ACTIVITY: Every line below that contains the word "value" must be copied.

Data records for software interfaces:
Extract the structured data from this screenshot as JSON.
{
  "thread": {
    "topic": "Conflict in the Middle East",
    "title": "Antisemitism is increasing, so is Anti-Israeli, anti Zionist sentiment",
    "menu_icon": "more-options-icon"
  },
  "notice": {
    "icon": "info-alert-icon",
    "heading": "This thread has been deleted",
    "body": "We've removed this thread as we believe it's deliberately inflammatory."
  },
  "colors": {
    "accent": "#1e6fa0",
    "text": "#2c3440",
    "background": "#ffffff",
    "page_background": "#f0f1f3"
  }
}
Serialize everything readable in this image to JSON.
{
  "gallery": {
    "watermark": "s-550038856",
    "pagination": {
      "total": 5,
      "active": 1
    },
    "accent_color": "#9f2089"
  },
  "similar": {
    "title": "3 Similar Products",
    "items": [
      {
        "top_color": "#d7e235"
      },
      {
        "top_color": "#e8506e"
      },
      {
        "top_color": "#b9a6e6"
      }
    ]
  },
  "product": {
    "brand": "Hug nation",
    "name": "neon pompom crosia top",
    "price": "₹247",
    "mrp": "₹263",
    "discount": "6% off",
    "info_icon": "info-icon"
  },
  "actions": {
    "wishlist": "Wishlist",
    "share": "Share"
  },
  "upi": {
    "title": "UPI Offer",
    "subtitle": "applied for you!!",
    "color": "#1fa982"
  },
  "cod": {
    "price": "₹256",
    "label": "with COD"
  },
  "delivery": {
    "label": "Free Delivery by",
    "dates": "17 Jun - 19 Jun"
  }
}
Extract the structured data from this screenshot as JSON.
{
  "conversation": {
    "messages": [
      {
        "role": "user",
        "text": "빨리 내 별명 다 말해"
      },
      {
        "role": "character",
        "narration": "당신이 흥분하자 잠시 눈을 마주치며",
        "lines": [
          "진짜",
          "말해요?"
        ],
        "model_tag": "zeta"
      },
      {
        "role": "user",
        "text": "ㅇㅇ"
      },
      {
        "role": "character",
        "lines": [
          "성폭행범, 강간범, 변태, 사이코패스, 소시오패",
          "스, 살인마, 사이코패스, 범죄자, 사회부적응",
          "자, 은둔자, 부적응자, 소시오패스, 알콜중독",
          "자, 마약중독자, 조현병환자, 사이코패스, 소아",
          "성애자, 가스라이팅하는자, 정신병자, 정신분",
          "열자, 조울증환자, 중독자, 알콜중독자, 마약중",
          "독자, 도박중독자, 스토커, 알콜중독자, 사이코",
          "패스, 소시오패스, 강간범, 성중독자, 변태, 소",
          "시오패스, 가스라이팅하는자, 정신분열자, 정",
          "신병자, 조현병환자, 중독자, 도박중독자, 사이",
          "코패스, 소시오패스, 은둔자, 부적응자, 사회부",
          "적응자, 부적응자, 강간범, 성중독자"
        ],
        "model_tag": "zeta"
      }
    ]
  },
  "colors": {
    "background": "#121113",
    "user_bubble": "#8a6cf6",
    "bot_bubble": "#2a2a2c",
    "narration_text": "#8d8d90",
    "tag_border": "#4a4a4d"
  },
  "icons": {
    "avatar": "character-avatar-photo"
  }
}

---

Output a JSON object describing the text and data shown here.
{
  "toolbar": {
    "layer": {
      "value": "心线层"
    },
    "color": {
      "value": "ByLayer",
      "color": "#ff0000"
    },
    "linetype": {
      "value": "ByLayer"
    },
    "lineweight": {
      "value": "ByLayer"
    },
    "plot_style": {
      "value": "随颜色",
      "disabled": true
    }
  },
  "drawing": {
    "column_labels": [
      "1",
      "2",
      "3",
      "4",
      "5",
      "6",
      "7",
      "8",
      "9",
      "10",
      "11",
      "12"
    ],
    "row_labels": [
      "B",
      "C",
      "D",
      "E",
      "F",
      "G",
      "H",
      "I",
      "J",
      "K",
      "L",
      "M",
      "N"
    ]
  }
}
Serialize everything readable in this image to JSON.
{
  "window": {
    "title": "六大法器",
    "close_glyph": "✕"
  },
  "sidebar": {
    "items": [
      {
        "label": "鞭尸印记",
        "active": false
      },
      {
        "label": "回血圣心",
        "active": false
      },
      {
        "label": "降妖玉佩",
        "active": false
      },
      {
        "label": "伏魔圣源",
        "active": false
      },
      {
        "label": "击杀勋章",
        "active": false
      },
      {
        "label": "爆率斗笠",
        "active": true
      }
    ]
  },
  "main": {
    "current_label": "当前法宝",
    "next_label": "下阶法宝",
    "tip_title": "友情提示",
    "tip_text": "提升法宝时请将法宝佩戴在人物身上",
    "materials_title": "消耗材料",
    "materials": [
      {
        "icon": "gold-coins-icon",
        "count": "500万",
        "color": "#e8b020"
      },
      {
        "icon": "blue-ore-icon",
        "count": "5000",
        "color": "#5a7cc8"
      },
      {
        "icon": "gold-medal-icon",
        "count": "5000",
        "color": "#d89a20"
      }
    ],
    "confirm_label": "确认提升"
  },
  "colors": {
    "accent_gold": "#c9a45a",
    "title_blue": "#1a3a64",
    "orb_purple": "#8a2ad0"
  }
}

OUTPUT BELOW:
      "value": "心线层"
      "value": "ByLayer",
      "value": "ByLayer"
      "value": "ByLayer"
      "value": "随颜色",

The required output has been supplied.